The rumoured approach of a Russian fleet, having for its object the invasion of Australia, is evidence of a danger that we have never yet had to contemplate. During this century of our life as a British country, no powder has been burned in anger in Australasian seas, and the rude shock of war’s alarm is as unknown to Australians as though the millennium had arrived. But we are likely to be rudely awakened from this paradisiacal condition, and before we are a month older may possibly hear the unwelcome roar of Russian cannon along our coast. As a matter of course, the capitals of the various colonies will be attacked first, and Sydney being so near the coast, will probably by selected as the initial point of attack. Melbourne is well protected by the Cerberus and her torpedo boats, while Adelaide has her new gunboat, the Protector. Hobart can well defend herself by torpedoes, the approach by river affording peculiar facilities for this mode of defence. Fremantle, it is asserted, will be guarded by the Nelson, and in this case Sydney, having the most need of naval protection, will be left absolutely defenceless. For, although the harbor of Port Jackson is probably amply defended with its double line of batteries and sunken torpedoes, yet on the coastal side, save at the South Head and La Perouse, not a solitary gun could be brought to bear against a fleet. Consequently a hostile fleet could lay at its leisure, and bombard Sydney from the safe shelter of Bondi or Maroubra bays, holding the city to ransom, or destroying it, as suited the sovereign will of its commander. Or again, a force could be landed at Coogee under cover of the ships, and seizing the water works, starve the city into submission.

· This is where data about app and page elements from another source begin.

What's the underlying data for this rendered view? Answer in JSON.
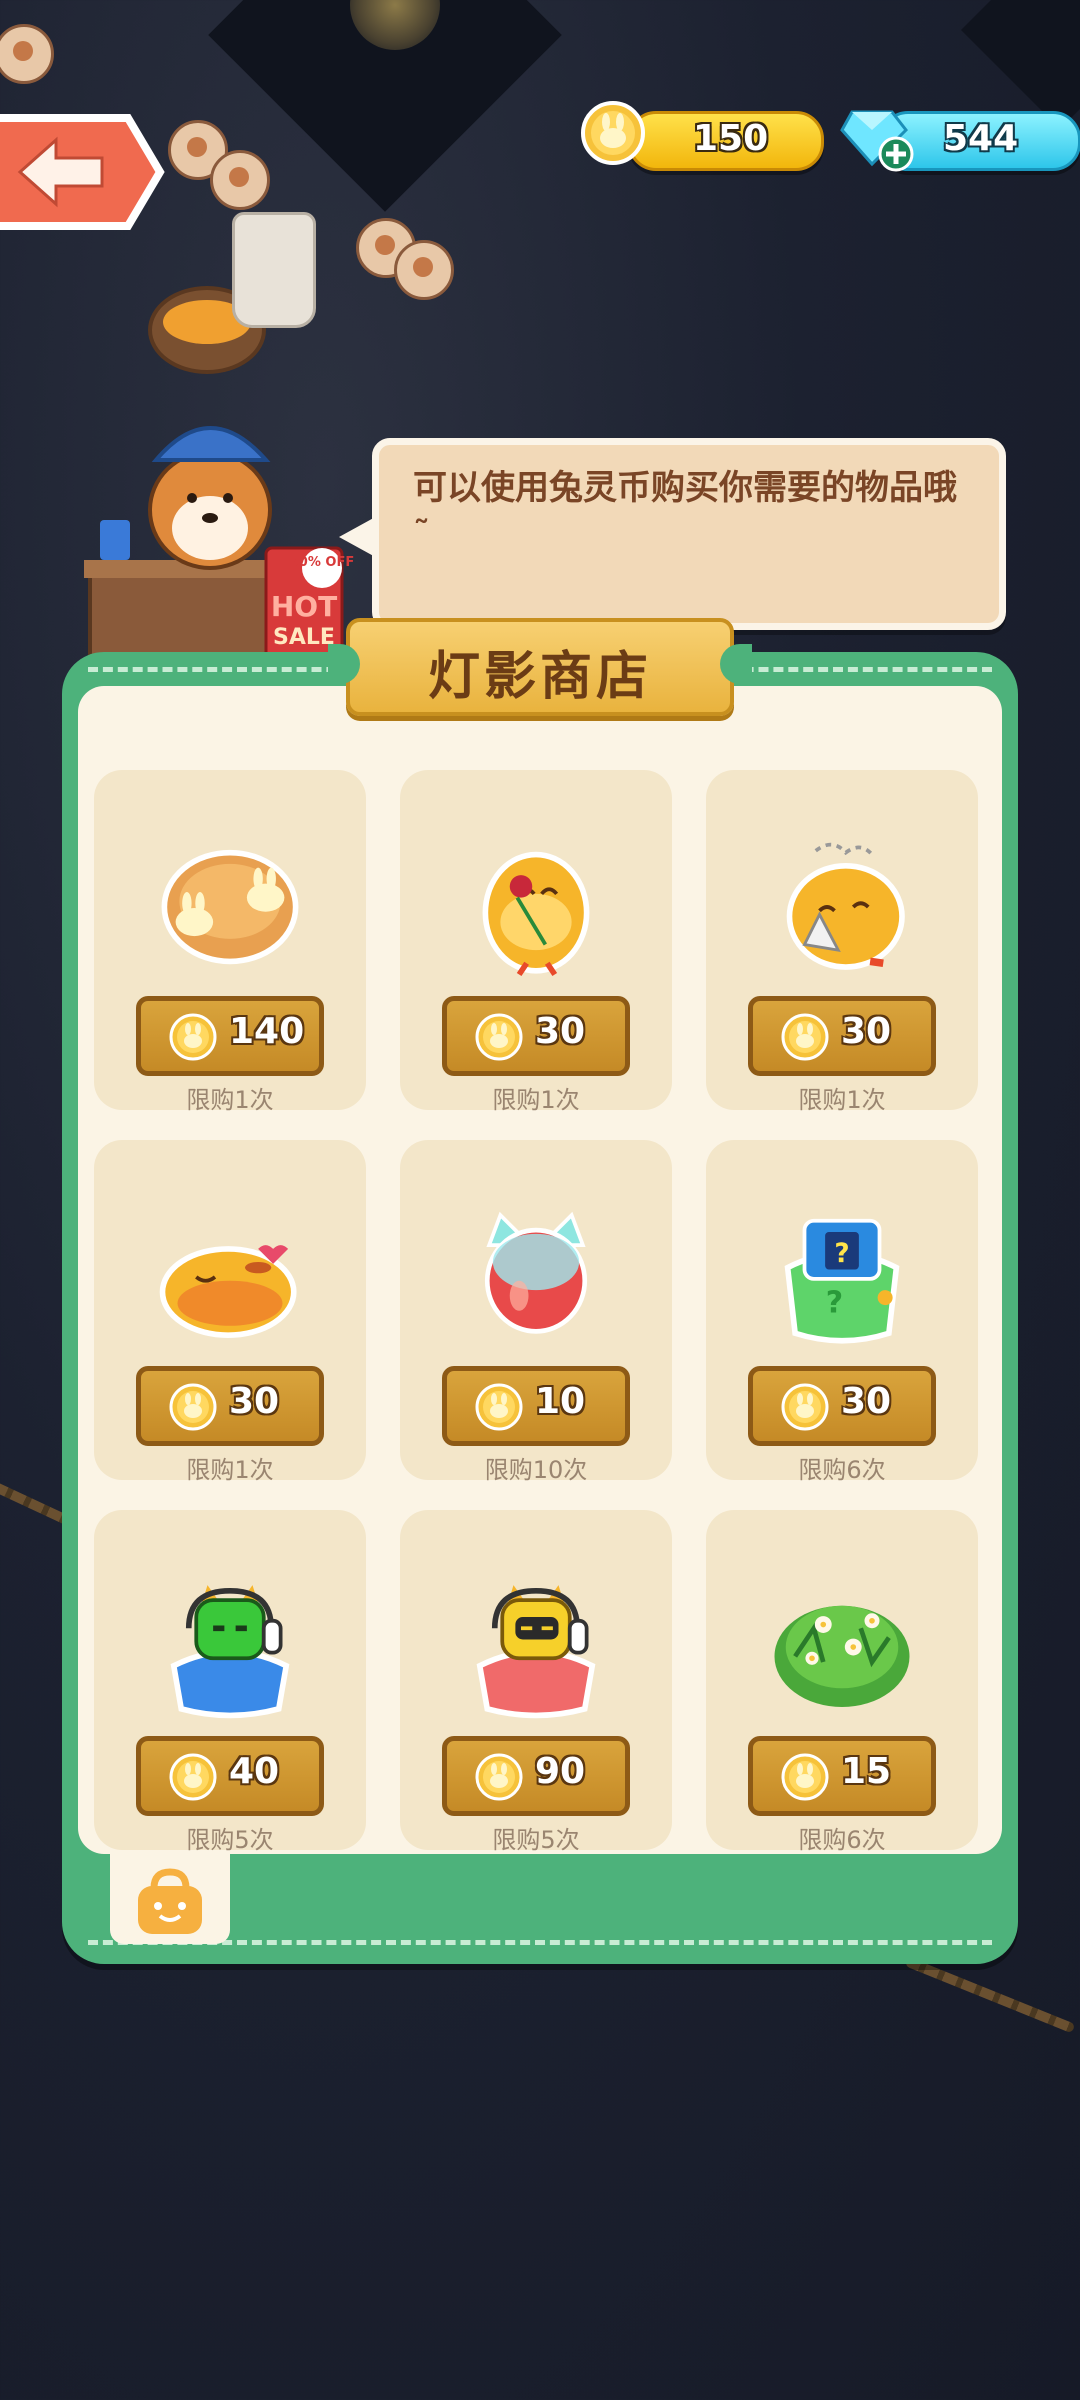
{
  "header": {
    "coins": "150",
    "gems": "544",
    "back_icon": "left-arrow-icon"
  },
  "shopkeeper": {
    "speech": "可以使用兔灵币购买你需要的物品哦˜",
    "sign": {
      "discount": "50% OFF",
      "hot": "HOT",
      "sale": "SALE"
    }
  },
  "shop": {
    "title": "灯影商店",
    "items": [
      {
        "name": "bunny-pancake",
        "price": "140",
        "limit": "限购1次"
      },
      {
        "name": "chick-with-rose",
        "price": "30",
        "limit": "限购1次"
      },
      {
        "name": "chick-with-tissue",
        "price": "30",
        "limit": "限购1次"
      },
      {
        "name": "sleeping-chick",
        "price": "30",
        "limit": "限购1次"
      },
      {
        "name": "cat-jelly",
        "price": "10",
        "limit": "限购10次"
      },
      {
        "name": "mystery-bag",
        "price": "30",
        "limit": "限购6次"
      },
      {
        "name": "green-robot-cat-bag",
        "price": "40",
        "limit": "限购5次"
      },
      {
        "name": "yellow-robot-cat-bag",
        "price": "90",
        "limit": "限购5次"
      },
      {
        "name": "flower-bush",
        "price": "15",
        "limit": "限购6次"
      }
    ]
  },
  "colors": {
    "panel": "#4db27b",
    "card": "#f3e6c9",
    "price_button": "#d9a43c",
    "back_button": "#f06a4f"
  }
}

Under the circumstances, it is absolutely necessary that gunboats of a type suitable to deep-sea warfare should be obtained. The Nelson alone would not be sufficient; as, even if she could hold a force at bay, there would be nothing to prevent part of the fleet menacing Newcastle, the only other vulnerable city upon our coast. We can fairly request the British Government to grant this protection, having shown our patriotism in giving England help unasked. But to be of any value it must be sent quickly, and therefore the news that the Australian squadron is to be strengthened is welcome indeed. The fact must be stared in the face that Sydney, to an ironclad squadron even of no great strength, but armed with weapons of modern type, is absolutely defenceless.

Town and Country Journal, Sydney, 4 April 1885